Blocking your embroidery

There may be times when your embroidery is complete that it needs cleaning, has marks on or has a stubborn hoop mark and you will need to wash it and then block it to restore it to its original shape.

  • Soak your embroidery in tepid water and a mild detergent for about 15 mins.
  • Rinse thoroughly in cold water.
  • Roll the wet piece of fabric in a fluffy towel to remove excess moisture.

To block your embroidery

Only recommended for colorfast threads.

  • Place your damp fabric on a surface such as cork/foam board – make sure it has a straight edge.
  • Line your embroidery up on the straight edge on one side and place pins all along this edge.
  • Do the same thing on the bottom edge and then both side edges.
  • Leave till it is completely dry.
  • When it is dry remove pins and if necessary press with a medium iron on the wrong side.
  • If your embroidery is dry you can spray it with water when blocking.


You will need Sharps size 10 embroidery needles for your project.  These are available in the store or you can purchase your own.  The Embroidery Essentials File that comes with your PDF pattern will give more detail.

Download the John James Needle Guide here.


You will need either a super grip hoop or a stretcher frame for mounting your embroidery.  I do not stock these but they can be purchased at any high street/online needlework store.   Amazon also has them in different brands and sizes.

How to use a super grip hoop

  • Place the inner hoop with the lip facing up towards you on a flat surface.
  • Place the fabric on top of this - ensure the design is centered.
  • Place the outer hoop on top of this.  Push down till you feel the outer hoop slip over the lip of the inner hoop.
  • Tighten the screw and adjust the fabric till it is drum tight.

How to use a stretcher frame.

 More information can be found in The Handbook or any of my published books.


It is virtually impossible to see the tiny little stitches in your embroidery without the help of a magnifying light, it reduces eyestrain and I highly recommend you use one, it will be the best investment you ever made!

There are many lights on the market, you could begin by looking online at places like Amazon or any craft/needlework stores.  Here are some pointers when buying a light.

1.  It should have daylight or white light not yellow light from a light bulb, so it does not distort the colours in your project.

2.  LED lights are best - but the light should have at least 21 LED bulbs.  Any less will not give the required light.

3.  It should have magnification of at least 1.5.  

4.  The light face should be large enough for you to see through comfortably.

5.  You should be able to sit comfortably in your chair whilst stitching and the light should reach you - you should not have to bend towards the light.

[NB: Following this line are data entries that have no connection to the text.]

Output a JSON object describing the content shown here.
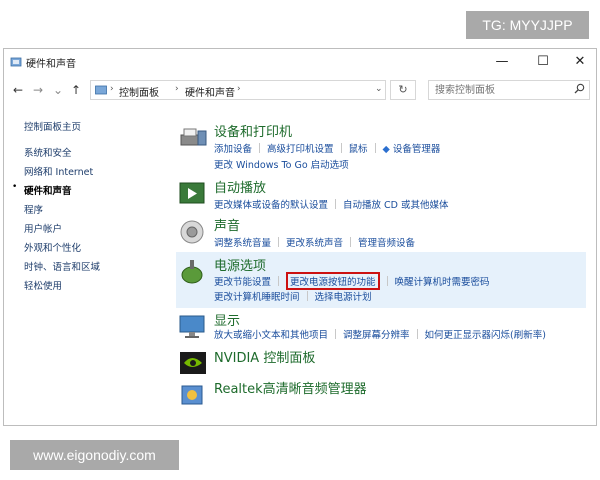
{
  "watermarks": {
    "top": "TG: MYYJJPP",
    "bottom": "www.eigonodiy.com"
  },
  "window": {
    "title": "硬件和声音",
    "controls": {
      "minimize": "—",
      "maximize": "☐",
      "close": "✕"
    }
  },
  "navbar": {
    "back": "←",
    "forward": "→",
    "recent": "⌄",
    "up": "↑",
    "breadcrumb": [
      "控制面板",
      "硬件和声音"
    ],
    "refresh": "↻",
    "search_placeholder": "搜索控制面板",
    "search_icon": "search-icon"
  },
  "sidebar": {
    "items": [
      {
        "label": "控制面板主页",
        "active": false
      },
      {
        "label": "系统和安全",
        "active": false
      },
      {
        "label": "网络和 Internet",
        "active": false
      },
      {
        "label": "硬件和声音",
        "active": true
      },
      {
        "label": "程序",
        "active": false
      },
      {
        "label": "用户帐户",
        "active": false
      },
      {
        "label": "外观和个性化",
        "active": false
      },
      {
        "label": "时钟、语言和区域",
        "active": false
      },
      {
        "label": "轻松使用",
        "active": false
      }
    ]
  },
  "categories": [
    {
      "title": "设备和打印机",
      "icon": "printer-icon",
      "links": [
        "添加设备",
        "高级打印机设置",
        "鼠标",
        "设备管理器"
      ],
      "links2": [
        "更改 Windows To Go 启动选项"
      ]
    },
    {
      "title": "自动播放",
      "icon": "autoplay-icon",
      "links": [
        "更改媒体或设备的默认设置",
        "自动播放 CD 或其他媒体"
      ]
    },
    {
      "title": "声音",
      "icon": "speaker-icon",
      "links": [
        "调整系统音量",
        "更改系统声音",
        "管理音频设备"
      ]
    },
    {
      "title": "电源选项",
      "icon": "power-icon",
      "links": [
        "更改节能设置",
        "更改电源按钮的功能",
        "唤醒计算机时需要密码"
      ],
      "links2": [
        "更改计算机睡眠时间",
        "选择电源计划"
      ]
    },
    {
      "title": "显示",
      "icon": "display-icon",
      "links": [
        "放大或缩小文本和其他项目",
        "调整屏幕分辨率",
        "如何更正显示器闪烁(刷新率)"
      ]
    },
    {
      "title": "NVIDIA 控制面板",
      "icon": "nvidia-icon"
    },
    {
      "title": "Realtek高清晰音频管理器",
      "icon": "realtek-icon"
    }
  ],
  "colors": {
    "category_title": "#1e6b2c",
    "link": "#1a4d9c",
    "highlight": "#e6f1fb",
    "red_box": "#cc1111"
  }
}
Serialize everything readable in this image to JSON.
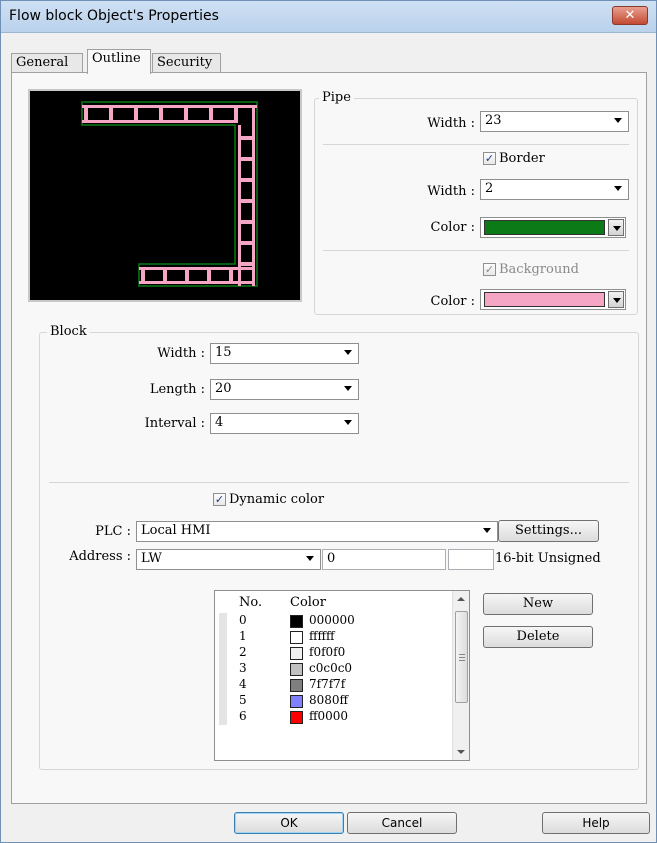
{
  "window": {
    "title": "Flow block Object's Properties",
    "close_glyph": "✕"
  },
  "tabs": [
    {
      "label": "General"
    },
    {
      "label": "Outline",
      "active": true
    },
    {
      "label": "Security"
    }
  ],
  "preview": {
    "pipe_fill": "#f4a6c4",
    "border_color": "#0b7a17"
  },
  "pipe": {
    "group_label": "Pipe",
    "width_label": "Width :",
    "width_value": "23",
    "border_label": "Border",
    "border_checked": true,
    "border_width_label": "Width :",
    "border_width_value": "2",
    "border_color_label": "Color :",
    "border_color": "#0b7a17",
    "background_label": "Background",
    "background_checked": true,
    "background_color_label": "Color :",
    "background_color": "#f4a6c4"
  },
  "block": {
    "group_label": "Block",
    "width_label": "Width :",
    "width_value": "15",
    "length_label": "Length :",
    "length_value": "20",
    "interval_label": "Interval :",
    "interval_value": "4",
    "dynamic_color_label": "Dynamic color",
    "dynamic_color_checked": true,
    "plc_label": "PLC :",
    "plc_value": "Local HMI",
    "settings_button": "Settings...",
    "address_label": "Address :",
    "address_device": "LW",
    "address_value": "0",
    "address_extra": "",
    "data_format": "16-bit Unsigned",
    "list_headers": {
      "no": "No.",
      "color": "Color"
    },
    "colors": [
      {
        "no": "0",
        "hex": "000000",
        "swatch": "#000000"
      },
      {
        "no": "1",
        "hex": "ffffff",
        "swatch": "#ffffff"
      },
      {
        "no": "2",
        "hex": "f0f0f0",
        "swatch": "#f0f0f0"
      },
      {
        "no": "3",
        "hex": "c0c0c0",
        "swatch": "#c0c0c0"
      },
      {
        "no": "4",
        "hex": "7f7f7f",
        "swatch": "#7f7f7f"
      },
      {
        "no": "5",
        "hex": "8080ff",
        "swatch": "#8080ff"
      },
      {
        "no": "6",
        "hex": "ff0000",
        "swatch": "#ff0000"
      }
    ],
    "new_button": "New",
    "delete_button": "Delete"
  },
  "footer": {
    "ok": "OK",
    "cancel": "Cancel",
    "help": "Help"
  }
}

I have a slimline LED magnifying lamp from the Daylight company.  It has a 13cm (5 in) lens with 1.75 magnification.  FInd on Amazon.

You could also use something like this Purelite 3 in one which is a bit more portable.  


DO NOT BUY ONE OF THESE.  The light is not strong enough and the lens will be too small.